What I mean by ‘unicorn’ is a start-up with super-scale potential. They’re the hot topic in the UK tech community at the moment. Lots of people are very focused on our ability to create the next Facebook, Uber or Alibaba.

Sitting in a Northern Stars pitch event at Thinking Digital Manchesteryesterday, I listened to a number of start-ups present their vision for how they may — or may not — be the next unicorn. None of them expressed this as an explicit desire, though two of them clearly had the potential to achieve it. Both are addressing fundamental aspects of human existence: sex and food.
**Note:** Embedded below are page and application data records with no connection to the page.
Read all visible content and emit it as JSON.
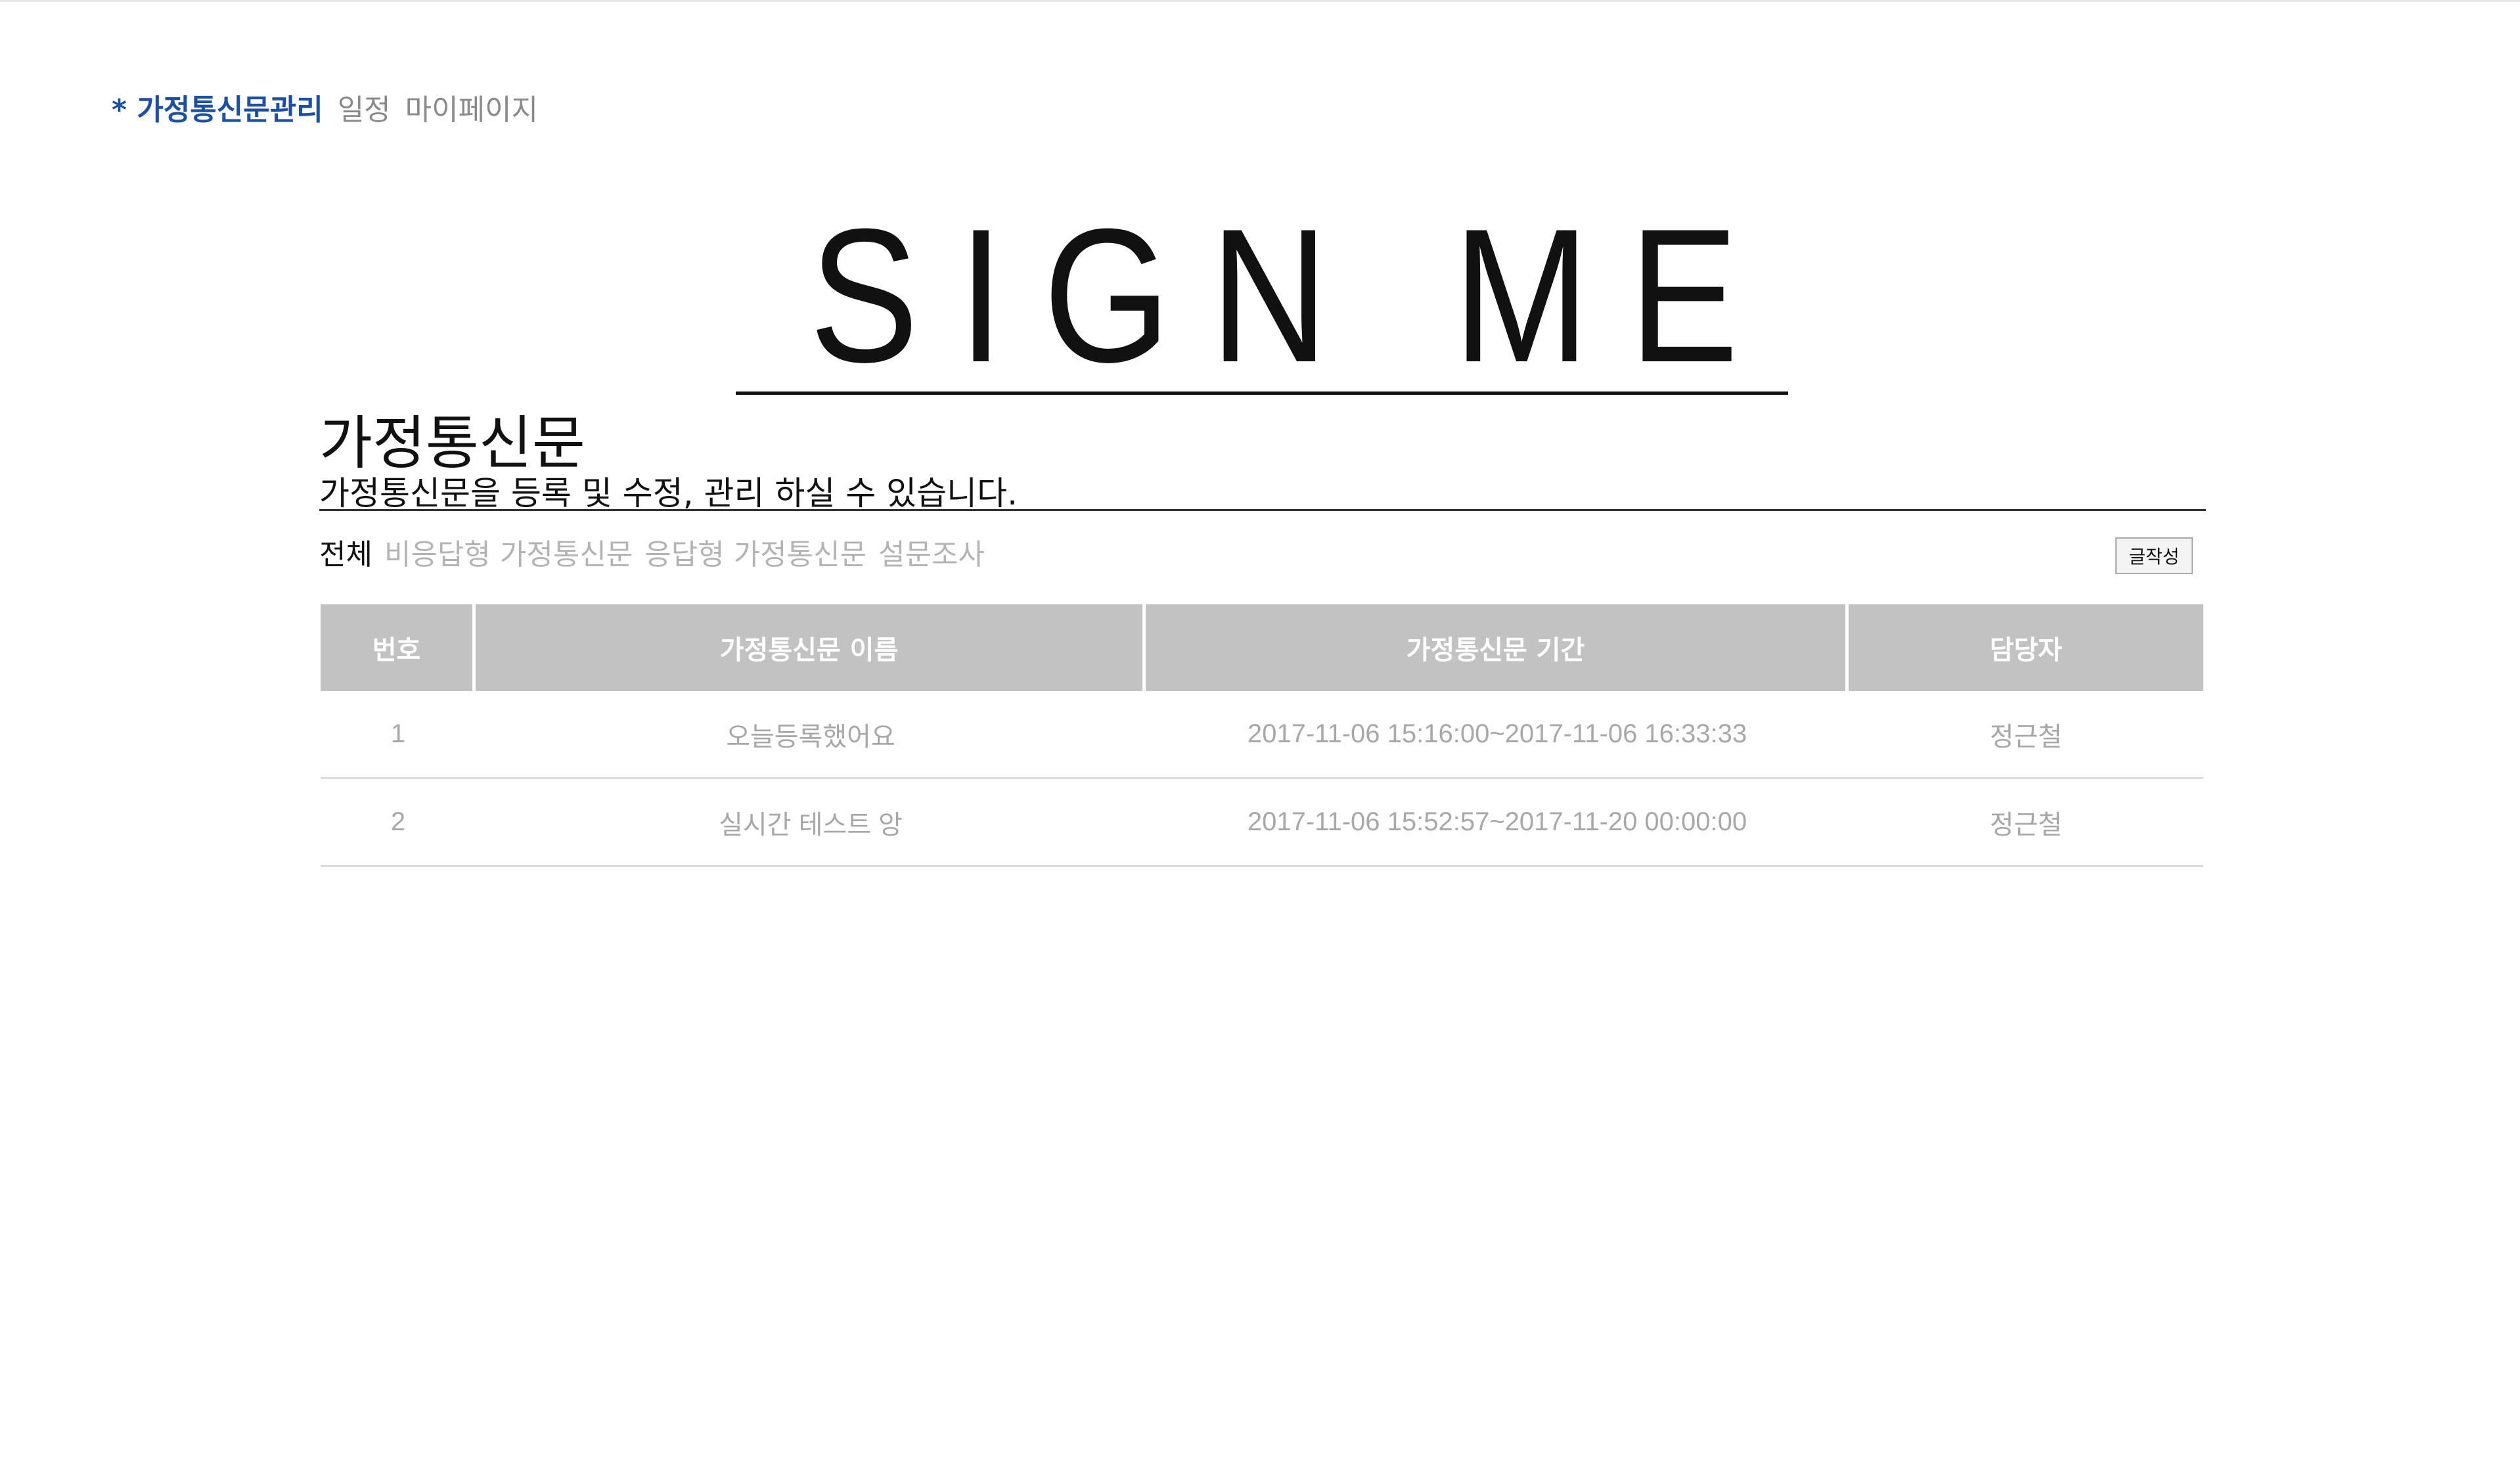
{
  "topnav": {
    "items": [
      {
        "label": "* 가정통신문관리",
        "active": true
      },
      {
        "label": "일정",
        "active": false
      },
      {
        "label": "마이페이지",
        "active": false
      }
    ]
  },
  "logo": {
    "text": "SIGN ME"
  },
  "section": {
    "title": "가정통신문",
    "description": "가정통신문을 등록 및 수정, 관리 하실 수 있습니다."
  },
  "filters": [
    {
      "label": "전체",
      "active": true
    },
    {
      "label": "비응답형 가정통신문",
      "active": false
    },
    {
      "label": "응답형 가정통신문",
      "active": false
    },
    {
      "label": "설문조사",
      "active": false
    }
  ],
  "toolbar": {
    "write_label": "글작성"
  },
  "table": {
    "headers": [
      "번호",
      "가정통신문 이름",
      "가정통신문 기간",
      "담당자"
    ],
    "rows": [
      [
        "1",
        "오늘등록했어요",
        "2017-11-06 15:16:00~2017-11-06 16:33:33",
        "정근철"
      ],
      [
        "2",
        "실시간 테스트 앙",
        "2017-11-06 15:52:57~2017-11-20 00:00:00",
        "정근철"
      ]
    ]
  },
  "colors": {
    "accent": "#1a4fa3",
    "header_bg": "#c2c2c2",
    "muted_text": "#a8a8a8"
  }
}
M14 Industries has created a niche dating platform off the back of its initial success with Bristlr, a site for matching pogonophiles to beard owners. This was a joke gone right that is now a successful business. If the founder, John Kershaw, can successfully attract people to curate their own niche sites on his platform, the business could scale incredibly rapidly.

Biospheric Studios is the result of Vincent Walsh’s years of PhD work tackling a range of challenges presented by dense urban living around the production of food and the management of waste and pollution. If he can successfully commercialise one of his innovations in a scalable fashion then it could be enormously valuable. Though today he is focused largely on the local market.

I’d be delighted to see either of these organisations scale to unicorn size. They’d contribute to the local economy and they’re tackling issues of some value to humanity. Whatever you think of online dating, a third of couples now meet online.

But should we be so focused on the super-scale successes? I think there’s an argument to be made for turning some of the bright lights currently focused on the nurturing of unicorns on to something that is almost their antithesis.

One of the other people I encountered at the event yesterday was not from a start-up. Well not exactly. He was a developer working on the NHS’s Project Alpha. This rather sci-fi title is the name for a programme aimed at prototyping new health applications. We had one of those brief conversations where you realise you violently agree. The solution to many health (and other public sector) technology problems was not another massive, poorly procured project with a giant vendor. Nor was it about just better procurement. Instead what government digital teams should be doing is laying down standards and interfaces and inviting third parties to develop applications that conform to those standards and interfaces.

This is the basis for the most successful software ecosystems in the world, not least the web itself. And while it occasionally throws up unicorns, like Facebook and Google, it supports millions more niche solutions to individual problems.

We may rue the fact that though a Briton created the Web, none of the most successful businesses it has produced are from here. But I think if we focus on trying to change that, we’re missing the point. The real challenge, and the one that stands to deliver the greatest benefit to this country and others, is not creating the next unicorn.

It is creating the next web.

Tom Cheesewright